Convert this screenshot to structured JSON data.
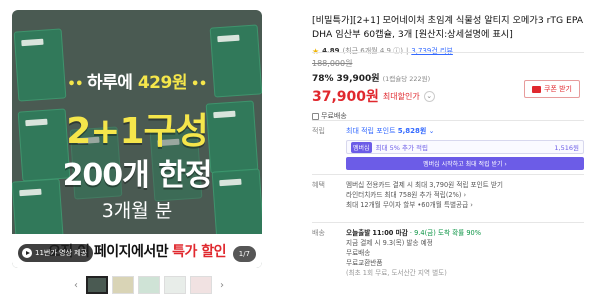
{
  "hero": {
    "line1_prefix": "하루에",
    "line1_price": "429원",
    "line2": "2+1구성",
    "line3": "200개 한정",
    "line4": "3개월 분",
    "bottom_text": "오직 이 페이지에서만",
    "bottom_highlight": "특가 할인",
    "badge_text": "11번가 영상 제공",
    "counter": "1/7"
  },
  "thumbs": {
    "prev": "‹",
    "next": "›"
  },
  "product": {
    "title": "[비밀특가][2+1] 모어네이처 초임계 식물성 알티지 오메가3 rTG EPA DHA 임산부 60캡슐, 3개 [원산지:상세설명에 표시]",
    "rating_score": "4.89",
    "rating_note": "(최근 6개월 4.9 ⓘ)",
    "review_count": "3,739건 리뷰"
  },
  "price": {
    "original": "188,000원",
    "discount_pct": "78%",
    "discount_price": "39,900원",
    "unit_price": "(1캡슐당 222원)",
    "sale_price": "37,900원",
    "sale_label": "최대할인가",
    "coupon_label": "쿠폰 받기",
    "free_shipping": "무료배송"
  },
  "points": {
    "label": "적립",
    "line": "최대 적립 포인트",
    "points_value": "5,828원",
    "promo_plus": "멤버십",
    "promo_text": "최대 5% 추가 적립",
    "promo_num": "1,516원",
    "join_text": "멤버십 시작하고 최대 적립 받기 ›"
  },
  "benefits": {
    "label": "혜택",
    "lines": [
      "멤버십 전용카드 결제 시 최대 3,790원 적립 포인트 받기",
      "라인터치카드 최대 758원 추가 적립(2%) ›",
      "최대 12개월 무이자 할부 •60개월 특별공급 ›"
    ]
  },
  "shipping": {
    "label": "배송",
    "today": "오늘출발",
    "today_time": "11:00 마감",
    "arrival": "· 9.4(금) 도착 확률 90%",
    "lines": [
      "지금 결제 시 9.3(목) 발송 예정",
      "무료배송",
      "무료교환반품",
      "(최초 1회 무료, 도서산간 지역 별도)"
    ]
  }
}
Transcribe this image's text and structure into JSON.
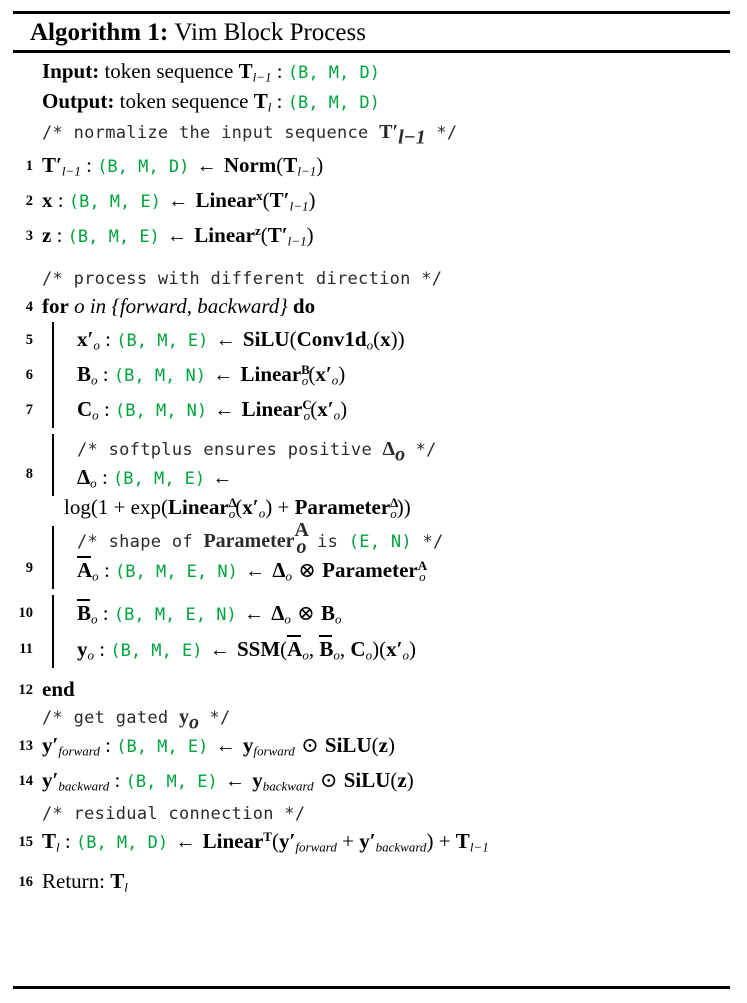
{
  "algorithm": {
    "label": "Algorithm 1:",
    "name": "Vim Block Process",
    "colors": {
      "dimension_green": "#00a33c",
      "text": "#000000",
      "rule": "#000000"
    },
    "io": {
      "input_label": "Input:",
      "input_text": "token sequence",
      "input_var": "T",
      "input_var_sub": "l−1",
      "input_dim": "(B, M, D)",
      "output_label": "Output:",
      "output_text": "token sequence",
      "output_var": "T",
      "output_var_sub": "l",
      "output_dim": "(B, M, D)"
    },
    "comments": {
      "c1": "/* normalize the input sequence",
      "c1_math": "T′",
      "c1_math_sub": "l−1",
      "c1_end": "*/",
      "c2": "/* process with different direction */",
      "c3": "/* softplus ensures positive",
      "c3_math": "Δ",
      "c3_math_sub": "o",
      "c3_end": "*/",
      "c4_a": "/* shape of",
      "c4_math": "Parameter",
      "c4_math_sub": "o",
      "c4_math_sup": "A",
      "c4_b": "is",
      "c4_dim": "(E, N)",
      "c4_end": "*/",
      "c5": "/* get gated",
      "c5_math": "y",
      "c5_math_sub": "o",
      "c5_end": "*/",
      "c6": "/* residual connection */"
    },
    "steps": [
      {
        "n": "1",
        "lhs_var": "T′",
        "lhs_sub": "l−1",
        "dim": "(B, M, D)",
        "arrow": "←",
        "rhs_op": "Norm",
        "rhs_arg": "T",
        "rhs_arg_sub": "l−1"
      },
      {
        "n": "2",
        "lhs_var": "x",
        "dim": "(B, M, E)",
        "arrow": "←",
        "rhs_op": "Linear",
        "rhs_op_sup": "x",
        "rhs_arg": "T′",
        "rhs_arg_sub": "l−1"
      },
      {
        "n": "3",
        "lhs_var": "z",
        "dim": "(B, M, E)",
        "arrow": "←",
        "rhs_op": "Linear",
        "rhs_op_sup": "z",
        "rhs_arg": "T′",
        "rhs_arg_sub": "l−1"
      },
      {
        "n": "4",
        "kw_for": "for",
        "loop_var": "o",
        "kw_in": "in",
        "loop_set": "{forward, backward}",
        "kw_do": "do"
      },
      {
        "n": "5",
        "lhs_var": "x′",
        "lhs_sub": "o",
        "dim": "(B, M, E)",
        "arrow": "←",
        "rhs_op": "SiLU",
        "rhs_inner_op": "Conv1d",
        "rhs_inner_sub": "o",
        "rhs_arg": "x"
      },
      {
        "n": "6",
        "lhs_var": "B",
        "lhs_sub": "o",
        "dim": "(B, M, N)",
        "arrow": "←",
        "rhs_op": "Linear",
        "rhs_op_sub": "o",
        "rhs_op_sup": "B",
        "rhs_arg": "x′",
        "rhs_arg_sub": "o"
      },
      {
        "n": "7",
        "lhs_var": "C",
        "lhs_sub": "o",
        "dim": "(B, M, N)",
        "arrow": "←",
        "rhs_op": "Linear",
        "rhs_op_sub": "o",
        "rhs_op_sup": "C",
        "rhs_arg": "x′",
        "rhs_arg_sub": "o"
      },
      {
        "n": "8",
        "lhs_var": "Δ",
        "lhs_sub": "o",
        "dim": "(B, M, E)",
        "arrow": "←",
        "cont_prefix": "log(1 + exp(",
        "cont_op1": "Linear",
        "cont_op1_sub": "o",
        "cont_op1_sup": "Δ",
        "cont_arg1": "x′",
        "cont_arg1_sub": "o",
        "cont_plus": "+",
        "cont_op2": "Parameter",
        "cont_op2_sub": "o",
        "cont_op2_sup": "Δ",
        "cont_suffix": "))"
      },
      {
        "n": "9",
        "lhs_var": "A",
        "lhs_sub": "o",
        "lhs_overline": true,
        "dim": "(B, M, E, N)",
        "arrow": "←",
        "rhs_a": "Δ",
        "rhs_a_sub": "o",
        "rhs_sym": "⊗",
        "rhs_b": "Parameter",
        "rhs_b_sub": "o",
        "rhs_b_sup": "A"
      },
      {
        "n": "10",
        "lhs_var": "B",
        "lhs_sub": "o",
        "lhs_overline": true,
        "dim": "(B, M, E, N)",
        "arrow": "←",
        "rhs_a": "Δ",
        "rhs_a_sub": "o",
        "rhs_sym": "⊗",
        "rhs_b": "B",
        "rhs_b_sub": "o"
      },
      {
        "n": "11",
        "lhs_var": "y",
        "lhs_sub": "o",
        "dim": "(B, M, E)",
        "arrow": "←",
        "rhs_op": "SSM",
        "rhs_args": "(A̅o, B̅o, Co)(x′o)"
      },
      {
        "n": "12",
        "kw_end": "end"
      },
      {
        "n": "13",
        "lhs_var": "y′",
        "lhs_sub": "forward",
        "dim": "(B, M, E)",
        "arrow": "←",
        "rhs_a": "y",
        "rhs_a_sub": "forward",
        "rhs_sym": "⊙",
        "rhs_op": "SiLU",
        "rhs_arg": "z"
      },
      {
        "n": "14",
        "lhs_var": "y′",
        "lhs_sub": "backward",
        "dim": "(B, M, E)",
        "arrow": "←",
        "rhs_a": "y",
        "rhs_a_sub": "backward",
        "rhs_sym": "⊙",
        "rhs_op": "SiLU",
        "rhs_arg": "z"
      },
      {
        "n": "15",
        "lhs_var": "T",
        "lhs_sub": "l",
        "dim": "(B, M, D)",
        "arrow": "←",
        "rhs_op": "Linear",
        "rhs_op_sup": "T",
        "rhs_arg1": "y′",
        "rhs_arg1_sub": "forward",
        "rhs_plus": "+",
        "rhs_arg2": "y′",
        "rhs_arg2_sub": "backward",
        "rhs_tail_plus": "+",
        "rhs_tail": "T",
        "rhs_tail_sub": "l−1"
      },
      {
        "n": "16",
        "return_label": "Return:",
        "return_var": "T",
        "return_var_sub": "l"
      }
    ]
  }
}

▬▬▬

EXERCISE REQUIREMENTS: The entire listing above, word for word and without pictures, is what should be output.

ANSWER SPACE:
Convert this screenshot to structured JSON data.
{
  "hero": {
    "line1_prefix": "하루에",
    "line1_price": "429원",
    "line2": "2+1구성",
    "line3": "200개 한정",
    "line4": "3개월 분",
    "bottom_text": "오직 이 페이지에서만",
    "bottom_highlight": "특가 할인",
    "badge_text": "11번가 영상 제공",
    "counter": "1/7"
  },
  "thumbs": {
    "prev": "‹",
    "next": "›"
  },
  "product": {
    "title": "[비밀특가][2+1] 모어네이처 초임계 식물성 알티지 오메가3 rTG EPA DHA 임산부 60캡슐, 3개 [원산지:상세설명에 표시]",
    "rating_score": "4.89",
    "rating_note": "(최근 6개월 4.9 ⓘ)",
    "review_count": "3,739건 리뷰"
  },
  "price": {
    "original": "188,000원",
    "discount_pct": "78%",
    "discount_price": "39,900원",
    "unit_price": "(1캡슐당 222원)",
    "sale_price": "37,900원",
    "sale_label": "최대할인가",
    "coupon_label": "쿠폰 받기",
    "free_shipping": "무료배송"
  },
  "points": {
    "label": "적립",
    "line": "최대 적립 포인트",
    "points_value": "5,828원",
    "promo_plus": "멤버십",
    "promo_text": "최대 5% 추가 적립",
    "promo_num": "1,516원",
    "join_text": "멤버십 시작하고 최대 적립 받기 ›"
  },
  "benefits": {
    "label": "혜택",
    "lines": [
      "멤버십 전용카드 결제 시 최대 3,790원 적립 포인트 받기",
      "라인터치카드 최대 758원 추가 적립(2%) ›",
      "최대 12개월 무이자 할부 •60개월 특별공급 ›"
    ]
  },
  "shipping": {
    "label": "배송",
    "today": "오늘출발",
    "today_time": "11:00 마감",
    "arrival": "· 9.4(금) 도착 확률 90%",
    "lines": [
      "지금 결제 시 9.3(목) 발송 예정",
      "무료배송",
      "무료교환반품",
      "(최초 1회 무료, 도서산간 지역 별도)"
    ]
  }
}
Transcribe this image's text and structure into JSON.
{
  "algorithm": {
    "label": "Algorithm 1:",
    "name": "Vim Block Process",
    "colors": {
      "dimension_green": "#00a33c",
      "text": "#000000",
      "rule": "#000000"
    },
    "io": {
      "input_label": "Input:",
      "input_text": "token sequence",
      "input_var": "T",
      "input_var_sub": "l−1",
      "input_dim": "(B, M, D)",
      "output_label": "Output:",
      "output_text": "token sequence",
      "output_var": "T",
      "output_var_sub": "l",
      "output_dim": "(B, M, D)"
    },
    "comments": {
      "c1": "/* normalize the input sequence",
      "c1_math": "T′",
      "c1_math_sub": "l−1",
      "c1_end": "*/",
      "c2": "/* process with different direction */",
      "c3": "/* softplus ensures positive",
      "c3_math": "Δ",
      "c3_math_sub": "o",
      "c3_end": "*/",
      "c4_a": "/* shape of",
      "c4_math": "Parameter",
      "c4_math_sub": "o",
      "c4_math_sup": "A",
      "c4_b": "is",
      "c4_dim": "(E, N)",
      "c4_end": "*/",
      "c5": "/* get gated",
      "c5_math": "y",
      "c5_math_sub": "o",
      "c5_end": "*/",
      "c6": "/* residual connection */"
    },
    "steps": [
      {
        "n": "1",
        "lhs_var": "T′",
        "lhs_sub": "l−1",
        "dim": "(B, M, D)",
        "arrow": "←",
        "rhs_op": "Norm",
        "rhs_arg": "T",
        "rhs_arg_sub": "l−1"
      },
      {
        "n": "2",
        "lhs_var": "x",
        "dim": "(B, M, E)",
        "arrow": "←",
        "rhs_op": "Linear",
        "rhs_op_sup": "x",
        "rhs_arg": "T′",
        "rhs_arg_sub": "l−1"
      },
      {
        "n": "3",
        "lhs_var": "z",
        "dim": "(B, M, E)",
        "arrow": "←",
        "rhs_op": "Linear",
        "rhs_op_sup": "z",
        "rhs_arg": "T′",
        "rhs_arg_sub": "l−1"
      },
      {
        "n": "4",
        "kw_for": "for",
        "loop_var": "o",
        "kw_in": "in",
        "loop_set": "{forward, backward}",
        "kw_do": "do"
      },
      {
        "n": "5",
        "lhs_var": "x′",
        "lhs_sub": "o",
        "dim": "(B, M, E)",
        "arrow": "←",
        "rhs_op": "SiLU",
        "rhs_inner_op": "Conv1d",
        "rhs_inner_sub": "o",
        "rhs_arg": "x"
      },
      {
        "n": "6",
        "lhs_var": "B",
        "lhs_sub": "o",
        "dim": "(B, M, N)",
        "arrow": "←",
        "rhs_op": "Linear",
        "rhs_op_sub": "o",
        "rhs_op_sup": "B",
        "rhs_arg": "x′",
        "rhs_arg_sub": "o"
      },
      {
        "n": "7",
        "lhs_var": "C",
        "lhs_sub": "o",
        "dim": "(B, M, N)",
        "arrow": "←",
        "rhs_op": "Linear",
        "rhs_op_sub": "o",
        "rhs_op_sup": "C",
        "rhs_arg": "x′",
        "rhs_arg_sub": "o"
      },
      {
        "n": "8",
        "lhs_var": "Δ",
        "lhs_sub": "o",
        "dim": "(B, M, E)",
        "arrow": "←",
        "cont_prefix": "log(1 + exp(",
        "cont_op1": "Linear",
        "cont_op1_sub": "o",
        "cont_op1_sup": "Δ",
        "cont_arg1": "x′",
        "cont_arg1_sub": "o",
        "cont_plus": "+",
        "cont_op2": "Parameter",
        "cont_op2_sub": "o",
        "cont_op2_sup": "Δ",
        "cont_suffix": "))"
      },
      {
        "n": "9",
        "lhs_var": "A",
        "lhs_sub": "o",
        "lhs_overline": true,
        "dim": "(B, M, E, N)",
        "arrow": "←",
        "rhs_a": "Δ",
        "rhs_a_sub": "o",
        "rhs_sym": "⊗",
        "rhs_b": "Parameter",
        "rhs_b_sub": "o",
        "rhs_b_sup": "A"
      },
      {
        "n": "10",
        "lhs_var": "B",
        "lhs_sub": "o",
        "lhs_overline": true,
        "dim": "(B, M, E, N)",
        "arrow": "←",
        "rhs_a": "Δ",
        "rhs_a_sub": "o",
        "rhs_sym": "⊗",
        "rhs_b": "B",
        "rhs_b_sub": "o"
      },
      {
        "n": "11",
        "lhs_var": "y",
        "lhs_sub": "o",
        "dim": "(B, M, E)",
        "arrow": "←",
        "rhs_op": "SSM",
        "rhs_args": "(A̅o, B̅o, Co)(x′o)"
      },
      {
        "n": "12",
        "kw_end": "end"
      },
      {
        "n": "13",
        "lhs_var": "y′",
        "lhs_sub": "forward",
        "dim": "(B, M, E)",
        "arrow": "←",
        "rhs_a": "y",
        "rhs_a_sub": "forward",
        "rhs_sym": "⊙",
        "rhs_op": "SiLU",
        "rhs_arg": "z"
      },
      {
        "n": "14",
        "lhs_var": "y′",
        "lhs_sub": "backward",
        "dim": "(B, M, E)",
        "arrow": "←",
        "rhs_a": "y",
        "rhs_a_sub": "backward",
        "rhs_sym": "⊙",
        "rhs_op": "SiLU",
        "rhs_arg": "z"
      },
      {
        "n": "15",
        "lhs_var": "T",
        "lhs_sub": "l",
        "dim": "(B, M, D)",
        "arrow": "←",
        "rhs_op": "Linear",
        "rhs_op_sup": "T",
        "rhs_arg1": "y′",
        "rhs_arg1_sub": "forward",
        "rhs_plus": "+",
        "rhs_arg2": "y′",
        "rhs_arg2_sub": "backward",
        "rhs_tail_plus": "+",
        "rhs_tail": "T",
        "rhs_tail_sub": "l−1"
      },
      {
        "n": "16",
        "return_label": "Return:",
        "return_var": "T",
        "return_var_sub": "l"
      }
    ]
  }
}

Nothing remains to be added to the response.